Your coverage under COBRA can expire before the 18 or 36 month window is up if any of the following occur:
- Your premium isn’t paid in a timely manner.
- Your employer stops maintaining any group health insurance for the company.
- The qualified beneficiary (i.e. the former employee, spouse or dependent) begins health insurance coverage under another group health plan.
Is it expensive?
It can be. But, depending on both the cost of your plan and the amount of regular medical care and/or prescriptions you take, it could be less expensive overall than purchasing a plan in the private market. The reason being, employers are usually able to negotiate lower premium rates than individuals because they have more leverage, and that coverage tends to be more comprehensive than individual plans at the same price point.
Like anything related to healthcare, the cost of COBRA will depend on where you live. Here you can find the average cost of COBRA-accessed health insurance by state to give you a rough idea of what your cost will be. You won’t find out the actual cost of COBRA coverage until you sign up.
Alternatives to buying health insurance through COBRA include: buying short-term health coverage or buying a plan in the private market.
Should you buy a healthcare plan or COBRA?

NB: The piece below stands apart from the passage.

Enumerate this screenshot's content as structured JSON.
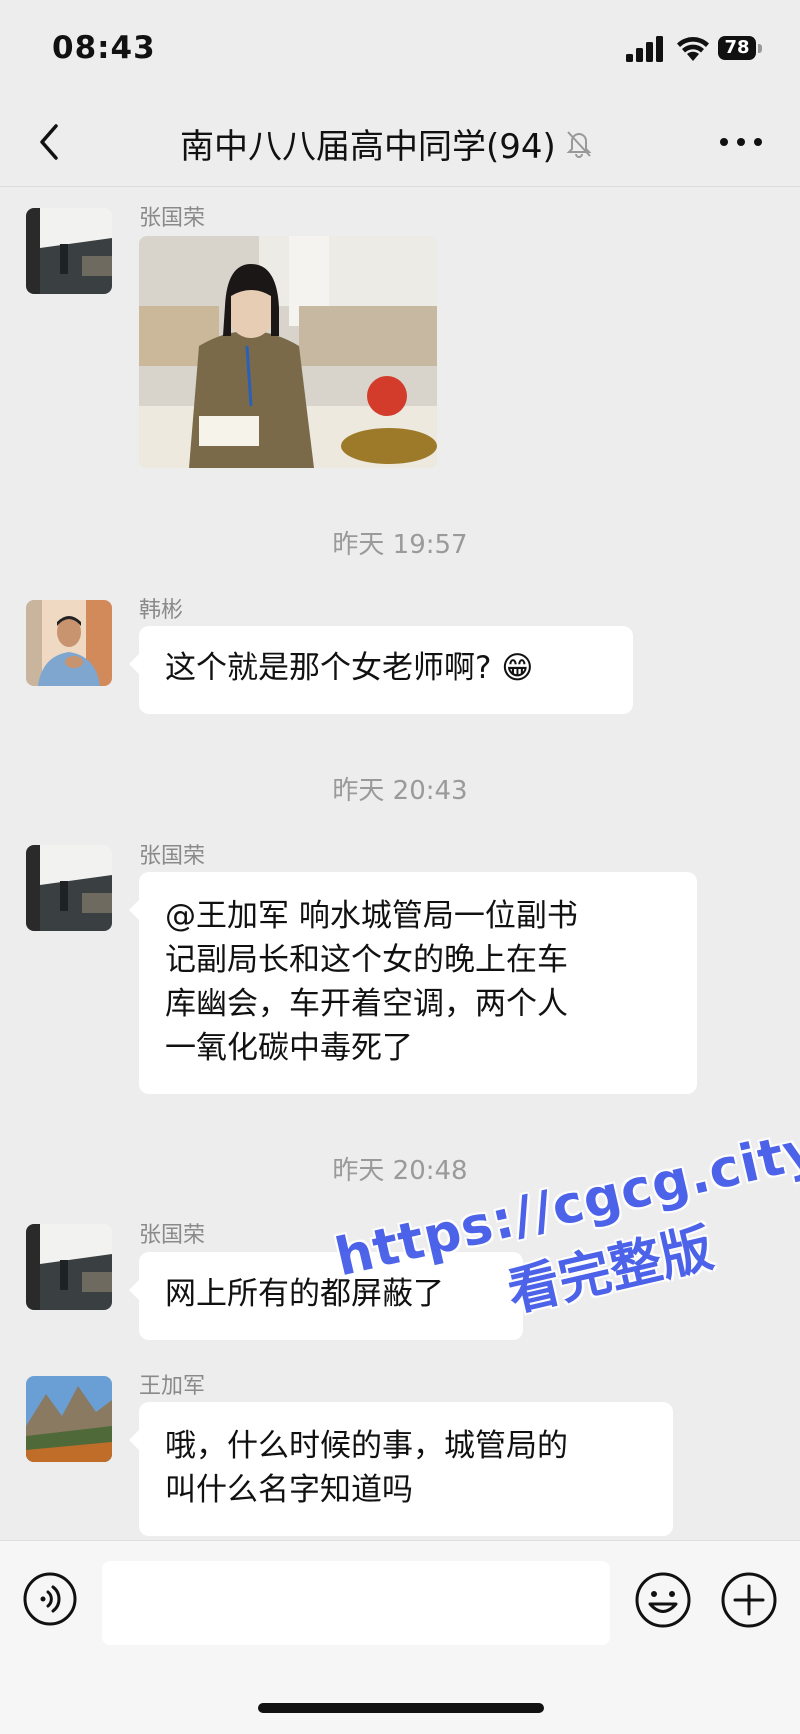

Whether or not you should buy a private health plan or stick with your group health plan through COBRA is a personal decision that will depend on your individual circumstances. But here are some instances when it might make sense to keep access to your former employer’s health plan:
- You or your spouse or dependents have pre-existing conditions. Short-term health plans don’t cover pre-existing conditions, so buying one of these plans could result in high out-of-pocket costs if your pre-existing condition requires active treatment.
- You or your spouse are pregnant or planning on becoming pregnant.
- You or your spouse or dependents regularly take prescription medication.
- You or your spouse or dependents have a chronic condition that needs managing by a specialist.
- You don’t want to lose access to your doctors.
- You’ve been declined for private health insurance recently.
- You’ve had an accident within the previous 60 days.
- You’ve received medical advice that you should undergo a medical procedure in the near future.
- You got a new job and your employer doesn’t offer health insurance.
It might not make sense to buy coverage through COBRA if any of the following are true:
- You don’t access the healthcare system that often.
- You don’t have pre-existing conditions.
- You want continual coverage at a lower cost.
- You aren’t pregnant or planning to become pregnant.
- You’re not taking any prescriptions.
Continuing HSA contributions
If you had an HSA with your previous employer, we’ve got great news. Since you own your HSA, you never lose access to your contributions. And if you want to continue contributing to your account after you lose your employer-sponsored health insurance, you can do that through COBRA unless you become covered by a healthcare FSA. Your contributions lose their tax-exempt status but you gain the ability to pay for your premiums with your HSA.
Losing your job can be a stressful time, but COBRA is there to help ease the transition into what’s to come. If you can’t afford COBRA or you decide it’s not the right fit for you, you can find plenty of health insurance options on Healthcare.gov or with one of the private short-term insurance providers in the market. Either way, as long as you maintain a High Deductible Health Plan (HDHP), you can continue to contribute to your HSA and keep your health savings growing. If you have questions about your Lively HSA, or you’re interested in starting one, reach out today!
Disclaimer: the content presented in this article are for informational purposes only, and is not, and must not be considered tax, investment, legal, accounting or financial planning advice, nor a recommendation as to a specific course of action. Investors should consult all available information, including fund prospectuses, and consult with appropriate tax, investment, accounting, legal, and accounting professionals, as appropriate, before making any investment or utilizing any financial planning strategy.